**TO DO:**
Report, from the records below, every line where the word "this" appears.

**SOURCE MATERIAL:**
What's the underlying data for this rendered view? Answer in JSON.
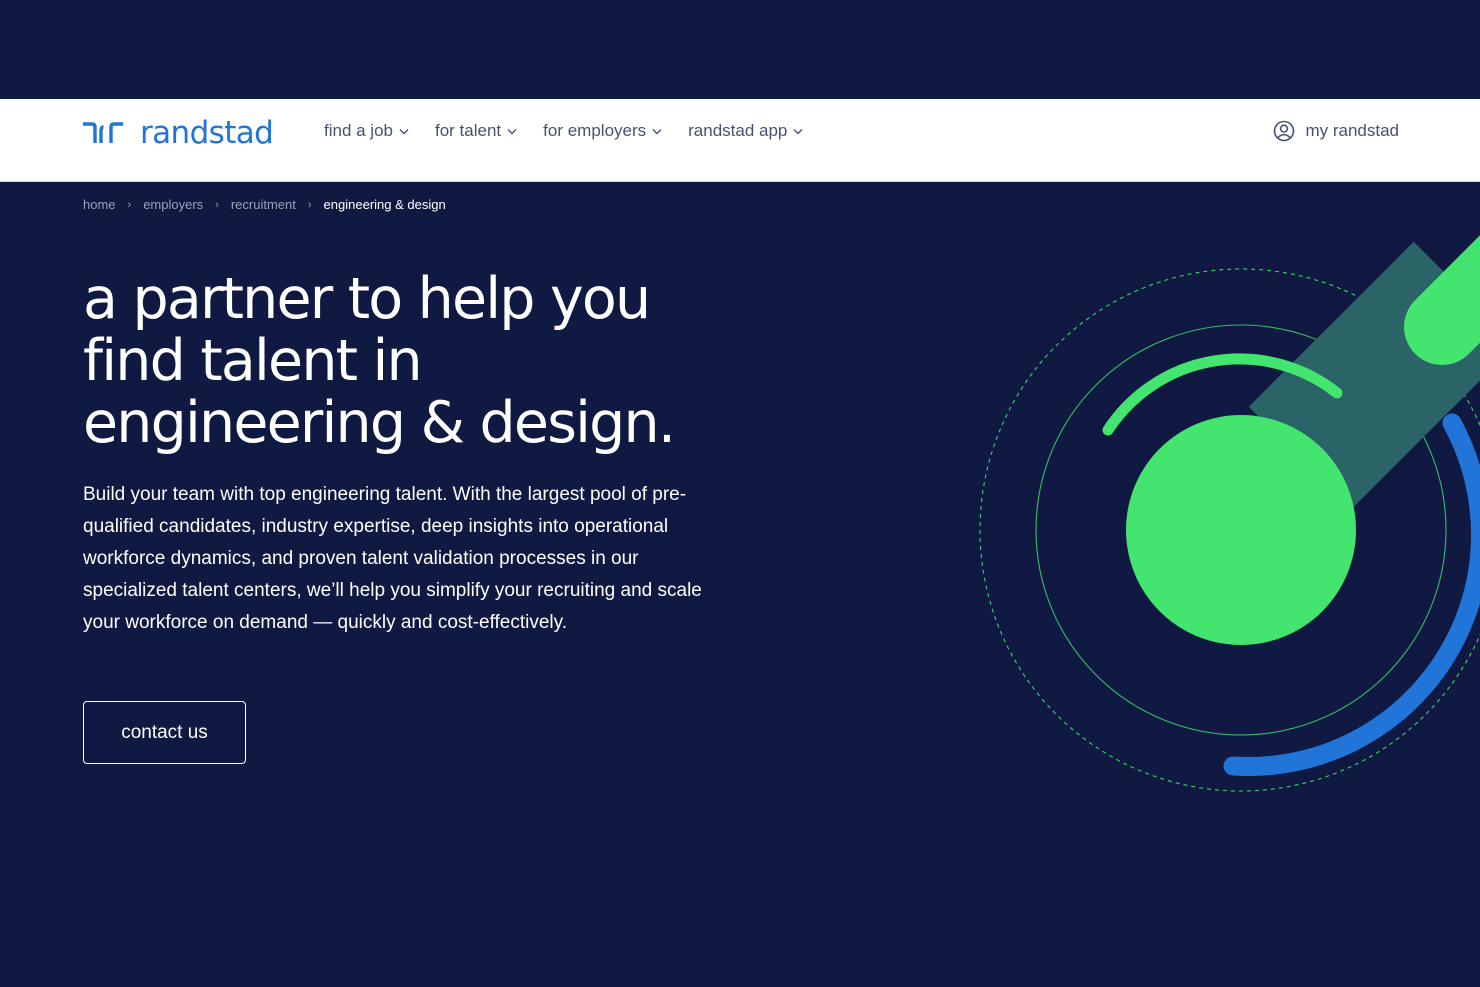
{
  "header": {
    "logo_text": "randstad",
    "nav": [
      {
        "label": "find a job"
      },
      {
        "label": "for talent"
      },
      {
        "label": "for employers"
      },
      {
        "label": "randstad app"
      }
    ],
    "account_label": "my randstad"
  },
  "breadcrumb": [
    "home",
    "employers",
    "recruitment",
    "engineering & design"
  ],
  "hero": {
    "title_lines": [
      "a partner to help you",
      "find talent in",
      "engineering & design."
    ],
    "body": "Build your team with top engineering talent. With the largest pool of pre-qualified candidates, industry expertise, deep insights into operational workforce dynamics, and proven talent validation processes in our specialized talent centers, we’ll help you simplify your recruiting and scale your workforce on demand — quickly and cost-effectively.",
    "cta_label": "contact us"
  },
  "colors": {
    "background": "#0f1941",
    "brand_blue": "#2175d9",
    "accent_green": "#43e56f",
    "teal": "#2a6466"
  },
  "icons": [
    "randstad-logo-icon",
    "chevron-down-icon",
    "user-circle-icon",
    "chevron-right-icon"
  ]
}
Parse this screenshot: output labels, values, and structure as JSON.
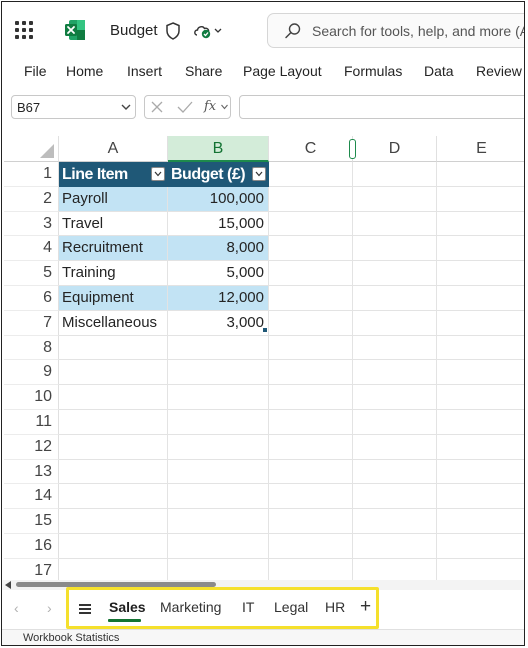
{
  "app": {
    "title": "Budget",
    "search_placeholder": "Search for tools, help, and more (A",
    "brand_color": "#107C41"
  },
  "menu": [
    "File",
    "Home",
    "Insert",
    "Share",
    "Page Layout",
    "Formulas",
    "Data",
    "Review"
  ],
  "formula_bar": {
    "name_box": "B67",
    "fx_label": "fx",
    "formula": ""
  },
  "sheet": {
    "column_headers": [
      "A",
      "B",
      "C",
      "D",
      "E"
    ],
    "selected_column": "B",
    "row_numbers": [
      "1",
      "2",
      "3",
      "4",
      "5",
      "6",
      "7",
      "8",
      "9",
      "10",
      "11",
      "12",
      "13",
      "14",
      "15",
      "16",
      "17"
    ],
    "table": {
      "header": [
        "Line Item",
        "Budget (£)"
      ],
      "rows": [
        [
          "Payroll",
          "100,000"
        ],
        [
          "Travel",
          "15,000"
        ],
        [
          "Recruitment",
          "8,000"
        ],
        [
          "Training",
          "5,000"
        ],
        [
          "Equipment",
          "12,000"
        ],
        [
          "Miscellaneous",
          "3,000"
        ]
      ],
      "header_color": "#1F5877",
      "band_color": "#C2E3F4"
    }
  },
  "tabs": {
    "items": [
      "Sales",
      "Marketing",
      "IT",
      "Legal",
      "HR"
    ],
    "active": "Sales",
    "highlight_color": "#F5E02C"
  },
  "status": {
    "text": "Workbook Statistics"
  }
}
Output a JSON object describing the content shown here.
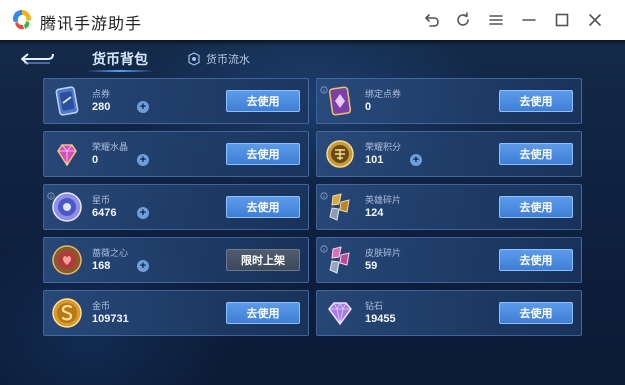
{
  "window": {
    "title": "腾讯手游助手",
    "controls": [
      "back-icon",
      "refresh-icon",
      "menu-icon",
      "minimize-icon",
      "maximize-icon",
      "close-icon"
    ]
  },
  "tabs": {
    "active": "货币背包",
    "secondary": "货币流水"
  },
  "colors": {
    "accent": "#4a8be0",
    "card_border": "#5c86c4",
    "disabled_button": "#4a5768"
  },
  "currencies": [
    {
      "name": "点券",
      "value": "280",
      "button": "去使用",
      "has_plus": true,
      "has_info": false,
      "icon": "coupon-icon"
    },
    {
      "name": "绑定点券",
      "value": "0",
      "button": "去使用",
      "has_plus": false,
      "has_info": true,
      "icon": "bound-coupon-icon"
    },
    {
      "name": "荣耀水晶",
      "value": "0",
      "button": "去使用",
      "has_plus": true,
      "has_info": false,
      "icon": "crystal-icon"
    },
    {
      "name": "荣耀积分",
      "value": "101",
      "button": "去使用",
      "has_plus": true,
      "has_info": false,
      "icon": "points-icon"
    },
    {
      "name": "星币",
      "value": "6476",
      "button": "去使用",
      "has_plus": true,
      "has_info": true,
      "icon": "star-coin-icon"
    },
    {
      "name": "英雄碎片",
      "value": "124",
      "button": "去使用",
      "has_plus": false,
      "has_info": true,
      "icon": "hero-fragment-icon"
    },
    {
      "name": "蔷薇之心",
      "value": "168",
      "button": "限时上架",
      "has_plus": true,
      "has_info": false,
      "icon": "rose-heart-icon"
    },
    {
      "name": "皮肤碎片",
      "value": "59",
      "button": "去使用",
      "has_plus": false,
      "has_info": true,
      "icon": "skin-fragment-icon"
    },
    {
      "name": "金币",
      "value": "109731",
      "button": "去使用",
      "has_plus": false,
      "has_info": false,
      "icon": "gold-coin-icon"
    },
    {
      "name": "钻石",
      "value": "19455",
      "button": "去使用",
      "has_plus": false,
      "has_info": false,
      "icon": "diamond-icon"
    }
  ]
}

**TASK RESPONSE:**
What's the underlying data for this rendered view? Answer in JSON.
Parse this screenshot: output labels, values, and structure as JSON.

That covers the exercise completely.